    When the bank loads an ATM cassette, they know exactly how much money is in it and what denomination of bills it contains. The serial number of the cassette is recorded by the person loading the ATM as well as by the ATM itself, by way of an RFID chip in the cassette. This links back to a database of ATM cassettes and their current load status and contents. The bank knows exactly, down to the serial numbers on the bills, what is in that cassette. Modern ATM's even automate the configuration from that database. The problem is that older ATM's don't.

    When you go to an ATM and ask it for $40 (common "fast cash" amount these days), and the ATM has been configured for $20 bills, it dispenses two bills. If it's configured for $10 bills, it dispenses 4 bills. In older ATM's, the configuration is done manually. If a $20 cassette is loaded but the ATM is configured for a $10 cassette, it dispenses the wrong number of bills. That $40 you ask for is 4 bills, but the bills are $20 now, and you get $80.

    When this happens, the bank will discover it as soon as they change the ATM cassette. Then they will find EVERY transaction that ATM performed on the previous cassette and contact the account-holders, notifying them that due to an incorrect ATM configuration, they were given more than they requested, and that the account has been rectified to reflect the correct ATM payout.
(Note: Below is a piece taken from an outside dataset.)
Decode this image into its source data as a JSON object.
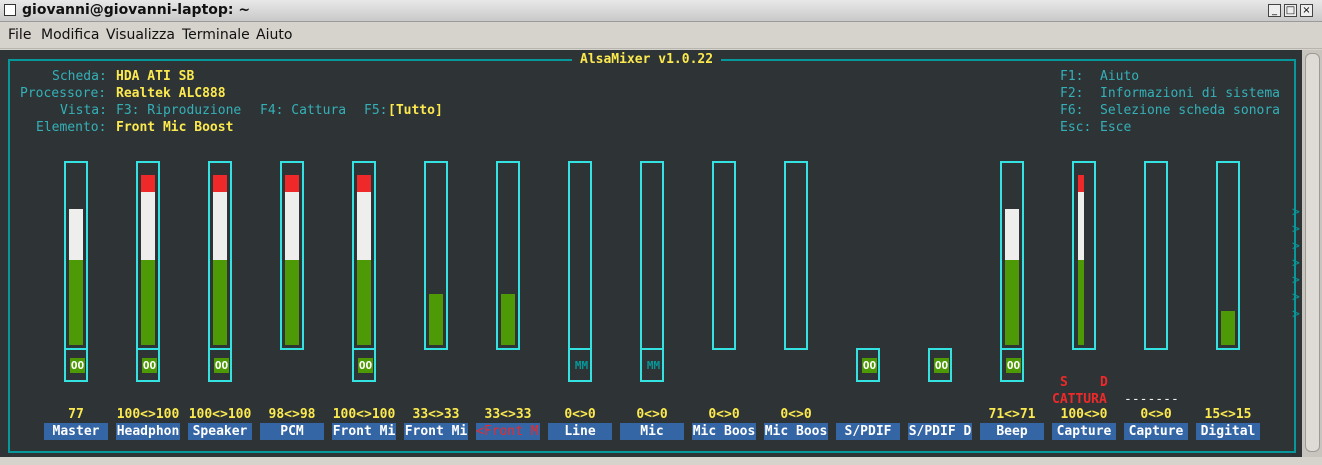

For this transaction, any overdraft fees are waived (by law), and the transaction is applied to the day that the correct is made, not to the day the ATM paid out incorrectly (again, by law).

    That's when most people drag their sorry butts back to the bank to make an emergency deposit of some no-longer ill-gotten gains to shore up their account balance.

  • Re:Fraud is fraud (Score:5, Interesting)

    by geekoid ( 135745 ) <dadinportland&yahoo,com> on Wednesday May 01, 2013 @07:53PM (#43605403) Homepage Journal

    "Intentionally abusing a process in bad faith can be a crime,"

    "and should be a crime"
    never. If this is the case the consumer becomes responsible for every possible mistake. That is a path I don't want to travel.

    Do you want a bill for a product you got charged the wrong price for? Do you want to be responsible for any possible mistake a store/corporation might do?

  • Re:Fraud is fraud (Score:4, Interesting)

    by geekoid ( 135745 ) <dadinportland&yahoo,com> on Wednesday May 01, 2013 @07:58PM (#43605421) Homepage Journal

    wrong. The people who claimed it wouldn't make mistakes deceived the owner.

    It's not a deception from the consumer by any definition.

    Deception, beguilement, deceit, bluff, mystification and subterfuge are acts to propagate beliefs that are not true, or not the whole truth (as in half-truths or omission). Deception can involve dissimulation, propaganda, and sleight of hand, as well as distraction, camouflage, or concealment.

    They didn't propagated a belief, they didn't tell a half truth.
    Did they omit anything from anyone? If someone asked them what they were doing and the didn't tell the truth to that person, then it' s a deception to that person.

    No deception, no fraud. Too bad So sad.

    Plus, its a horrible business move to go after these people. the PR is bad.
    Far better saying yeah, the machine had a bug, it's fix. I guess those guy were lucky!
    Now people will come in and spend hundreds looking for a machine with a bug.

Nondeterminism means never having to say you are wrong.